Content starts

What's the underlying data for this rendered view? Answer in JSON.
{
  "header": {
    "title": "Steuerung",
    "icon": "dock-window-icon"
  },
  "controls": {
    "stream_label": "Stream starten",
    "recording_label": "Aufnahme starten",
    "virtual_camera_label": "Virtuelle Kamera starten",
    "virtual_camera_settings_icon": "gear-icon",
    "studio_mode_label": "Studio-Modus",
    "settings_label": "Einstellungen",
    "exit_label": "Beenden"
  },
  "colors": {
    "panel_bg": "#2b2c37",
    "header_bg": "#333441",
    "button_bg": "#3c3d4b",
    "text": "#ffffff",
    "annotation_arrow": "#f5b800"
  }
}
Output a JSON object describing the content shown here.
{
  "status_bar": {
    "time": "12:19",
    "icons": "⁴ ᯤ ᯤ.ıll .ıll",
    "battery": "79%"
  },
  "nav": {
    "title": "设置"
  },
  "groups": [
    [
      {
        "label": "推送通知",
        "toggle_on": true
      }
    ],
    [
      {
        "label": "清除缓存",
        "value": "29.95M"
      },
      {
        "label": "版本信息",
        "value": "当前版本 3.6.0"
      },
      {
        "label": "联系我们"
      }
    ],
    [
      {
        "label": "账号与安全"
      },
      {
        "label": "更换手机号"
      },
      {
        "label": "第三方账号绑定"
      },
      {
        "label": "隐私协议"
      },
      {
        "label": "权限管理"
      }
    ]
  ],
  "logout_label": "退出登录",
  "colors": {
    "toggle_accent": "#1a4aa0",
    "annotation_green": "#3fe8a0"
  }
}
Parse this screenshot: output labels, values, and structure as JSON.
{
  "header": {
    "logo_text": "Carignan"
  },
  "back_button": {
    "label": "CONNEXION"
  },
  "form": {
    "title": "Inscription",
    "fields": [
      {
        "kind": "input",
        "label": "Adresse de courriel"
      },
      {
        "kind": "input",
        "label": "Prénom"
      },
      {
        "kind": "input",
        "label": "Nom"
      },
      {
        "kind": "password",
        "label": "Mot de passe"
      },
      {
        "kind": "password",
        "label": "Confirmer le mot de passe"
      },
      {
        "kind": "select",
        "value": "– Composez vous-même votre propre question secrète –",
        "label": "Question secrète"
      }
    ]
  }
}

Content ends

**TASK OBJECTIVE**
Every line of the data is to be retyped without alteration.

**RESPONSE FOR THIS EXERCISE**
What's the underlying data for this rendered view? Answer in JSON.
{
  "header": {
    "title": "Steuerung",
    "icon": "dock-window-icon"
  },
  "controls": {
    "stream_label": "Stream starten",
    "recording_label": "Aufnahme starten",
    "virtual_camera_label": "Virtuelle Kamera starten",
    "virtual_camera_settings_icon": "gear-icon",
    "studio_mode_label": "Studio-Modus",
    "settings_label": "Einstellungen",
    "exit_label": "Beenden"
  },
  "colors": {
    "panel_bg": "#2b2c37",
    "header_bg": "#333441",
    "button_bg": "#3c3d4b",
    "text": "#ffffff",
    "annotation_arrow": "#f5b800"
  }
}
Output a JSON object describing the content shown here.
{
  "status_bar": {
    "time": "12:19",
    "icons": "⁴ ᯤ ᯤ.ıll .ıll",
    "battery": "79%"
  },
  "nav": {
    "title": "设置"
  },
  "groups": [
    [
      {
        "label": "推送通知",
        "toggle_on": true
      }
    ],
    [
      {
        "label": "清除缓存",
        "value": "29.95M"
      },
      {
        "label": "版本信息",
        "value": "当前版本 3.6.0"
      },
      {
        "label": "联系我们"
      }
    ],
    [
      {
        "label": "账号与安全"
      },
      {
        "label": "更换手机号"
      },
      {
        "label": "第三方账号绑定"
      },
      {
        "label": "隐私协议"
      },
      {
        "label": "权限管理"
      }
    ]
  ],
  "logout_label": "退出登录",
  "colors": {
    "toggle_accent": "#1a4aa0",
    "annotation_green": "#3fe8a0"
  }
}
Parse this screenshot: output labels, values, and structure as JSON.
{
  "header": {
    "logo_text": "Carignan"
  },
  "back_button": {
    "label": "CONNEXION"
  },
  "form": {
    "title": "Inscription",
    "fields": [
      {
        "kind": "input",
        "label": "Adresse de courriel"
      },
      {
        "kind": "input",
        "label": "Prénom"
      },
      {
        "kind": "input",
        "label": "Nom"
      },
      {
        "kind": "password",
        "label": "Mot de passe"
      },
      {
        "kind": "password",
        "label": "Confirmer le mot de passe"
      },
      {
        "kind": "select",
        "value": "– Composez vous-même votre propre question secrète –",
        "label": "Question secrète"
      }
    ]
  }
}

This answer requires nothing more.